To get from my tram-stop into town costs me £3.80, about $5, which is a little bit expensive, especially since prices went up in 2019. But the city is well-served by the service.
Buses are good, too, but can be very busy — especially my usual bus route, 43, which is known as the busiest bus route in Manchester. During term time, it’s sometimes impossible to find a seat with the university students getting the bus to and from the University of Manchester.
A single bus ticket costs between £1.25 and £2.00, but multi-ride passes can come to be cheaper.
Taxis are a popular mode of transportation. You can grab an Uber, but we’ve always used the local Kingsway Taxi as a cheaper and more reliable option.
Cycling is also big in the city — made safer by added bike lanes over the years.
When it comes to food, you’re spoiled for choice in Manchester
As a Muslim, it’s very easy to go out and have dinner because there are so many halal options.
If you want authentic curry, the two areas to visit are Rusholme’s Curry Mile and Longsight.
In Longsight, you can get the best Pakistani traditional breakfast from Nafees Sweet Center. On the Curry Mile, I’d suggest starting off with food from Jilani’s or MyLahore Manchester, followed by South Asian snacks and tea from Chit ‘n’ Chaat.

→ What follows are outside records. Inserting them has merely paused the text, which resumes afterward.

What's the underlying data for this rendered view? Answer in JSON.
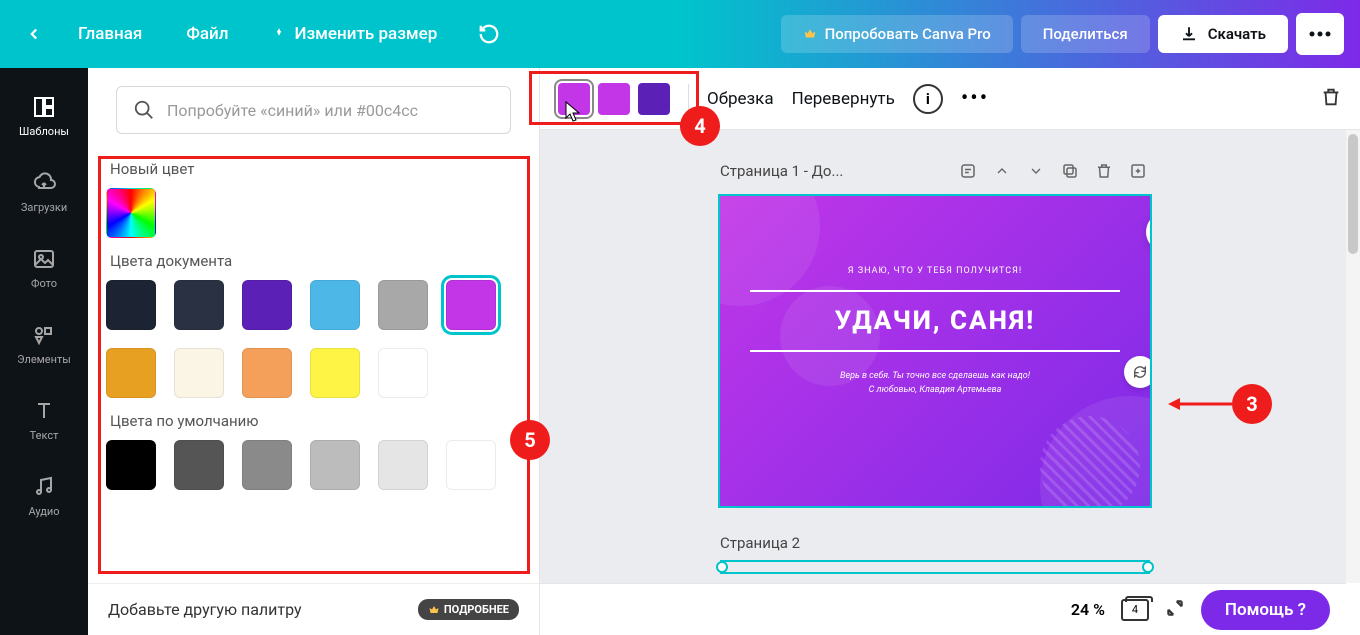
{
  "header": {
    "home": "Главная",
    "file": "Файл",
    "resize": "Изменить размер",
    "try_pro": "Попробовать Canva Pro",
    "share": "Поделиться",
    "download": "Скачать"
  },
  "nav": {
    "templates": "Шаблоны",
    "uploads": "Загрузки",
    "photos": "Фото",
    "elements": "Элементы",
    "text": "Текст",
    "audio": "Аудио"
  },
  "panel": {
    "search_placeholder": "Попробуйте «синий» или #00c4cc",
    "new_color": "Новый цвет",
    "doc_colors": "Цвета документа",
    "default_colors": "Цвета по умолчанию",
    "add_palette": "Добавьте другую палитру",
    "more": "ПОДРОБНЕЕ",
    "doc_swatches": [
      "#1c2332",
      "#2a3142",
      "#5b21b6",
      "#4db8e8",
      "#a8a8a8",
      "#c236e8",
      "#e8a023",
      "#faf5e4",
      "#f5a05a",
      "#fef445",
      "#ffffff"
    ],
    "default_swatches": [
      "#000000",
      "#555555",
      "#8a8a8a",
      "#bcbcbc",
      "#e5e5e5",
      "#ffffff"
    ]
  },
  "toolbar": {
    "colors": [
      "#c236e8",
      "#c236e8",
      "#5b21b6"
    ],
    "crop": "Обрезка",
    "flip": "Перевернуть"
  },
  "canvas": {
    "page1_title": "Страница 1 - До...",
    "page2_title": "Страница 2",
    "card": {
      "top_line": "Я ЗНАЮ, ЧТО У ТЕБЯ ПОЛУЧИТСЯ!",
      "main": "УДАЧИ, САНЯ!",
      "sub1": "Верь в себя. Ты точно все сделаешь как надо!",
      "sub2": "С любовью, Клавдия Артемьева"
    }
  },
  "bottom": {
    "zoom": "24 %",
    "page_count": "4",
    "help": "Помощь  ?"
  },
  "annotations": {
    "n3": "3",
    "n4": "4",
    "n5": "5"
  }
}
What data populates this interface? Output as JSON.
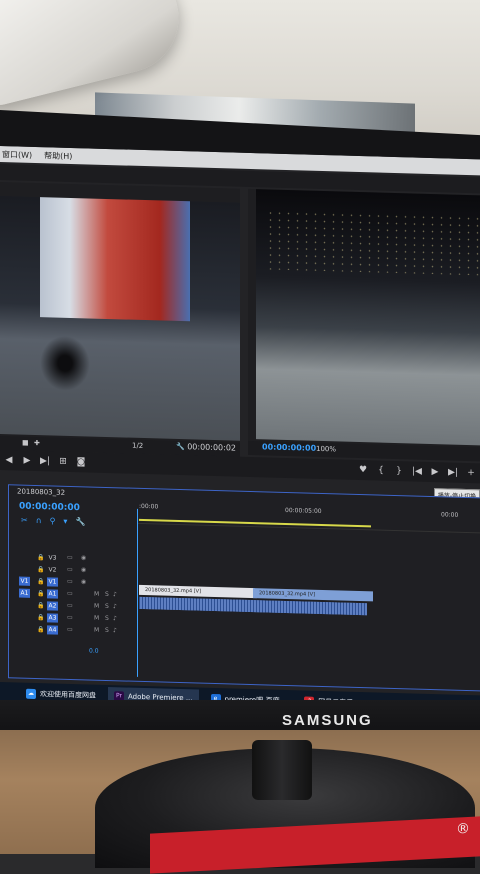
{
  "menubar": {
    "items": [
      "窗口(W)",
      "帮助(H)"
    ]
  },
  "source_monitor": {
    "fraction": "1/2",
    "timecode": "00:00:00:02"
  },
  "program_monitor": {
    "timecode": "00:00:00:00",
    "zoom": "100%"
  },
  "tooltip": {
    "text": "播放-停止切换"
  },
  "timeline": {
    "sequence_tab": "20180803_32",
    "timecode": "00:00:00:00",
    "ruler": {
      "start": ":00:00",
      "mid": "00:00:05:00",
      "end": "00:00"
    },
    "video_tracks": [
      "V3",
      "V2",
      "V1"
    ],
    "audio_tracks": [
      "A1",
      "A2",
      "A3",
      "A4"
    ],
    "source_patch_v": "V1",
    "source_patch_a": "A1",
    "audio_footer": "0.0",
    "clip1": "20180803_32.mp4 [V]",
    "clip2": "20180803_32.mp4 [V]"
  },
  "taskbar": {
    "items": [
      "欢迎使用百度网盘",
      "Adobe Premiere ...",
      "premiere吧-百度...",
      "网易云音乐"
    ]
  },
  "monitor_brand": "SAMSUNG",
  "box_mark": "®"
}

Prices are pretty decent — most meals are under £10 — and portion sizes are good, too.
If you’re looking for a lighter lunch with friends, Didsbury and Chorlton are two great suburban areas to dine in. They’re easily accessible from town via bus or tram, and they cater to a lot of tastes. For example, a very famous breakfast place, Caramello of Didsbury, serves everything from French toast to full English breakfasts.
In Chorlton, I also recommend going to Beech Road, which has great food and a wide range of independent shops where you can do everything from buy clothes to make your own pottery.
Central Manchester offers an eclectic mix of high-street restaurants (I love a good Wagamamas), but the local Scene Indian Kitchen is a firm family favorite and Evelyn’s Cafe & Bar in the Northern Quarter does a really good shakshuka.
There’s plenty to do, from exploring history to catching a show
Manchester Central Library, a must-see, is a stone’s throw away from Beetham Tower, the tallest tower in Manchester.
The library is free to enter and has an impressive reading room if you want to work. Beetham Tower houses a mix of high-end restaurants, residential apartments, and a Hilton hotel.
The city is also home to museums and galleries, such as the Manchester Art Gallery (free entry), the Science and Industry Museum (also free), the Football Museum (paid), and the People’s History Museum (free). Booking time slots beforehand is recommended for all.
If you want to spend the afternoon in nature, the historic Fletcher Moss Park and Botanical Gardens are free and stunning.
And if you want to visit the theater in the evening or attend an orchestra, head to Lowry Theater in Salford Quays, the Palace Theatre, the Royal Exchange Theatre, or HOME.
Last but definitely not least, football is a huge draw (even though I’m not a fan)
I can’t really talk about Manchester without mentioning football (soccer, for Americans). The city is home to two Premier League clubs: Manchester City and Manchester United.
You can visit the Etihad and Old Trafford stadiums quite easily by public transport, and the latter even has a very impressive museum to check out.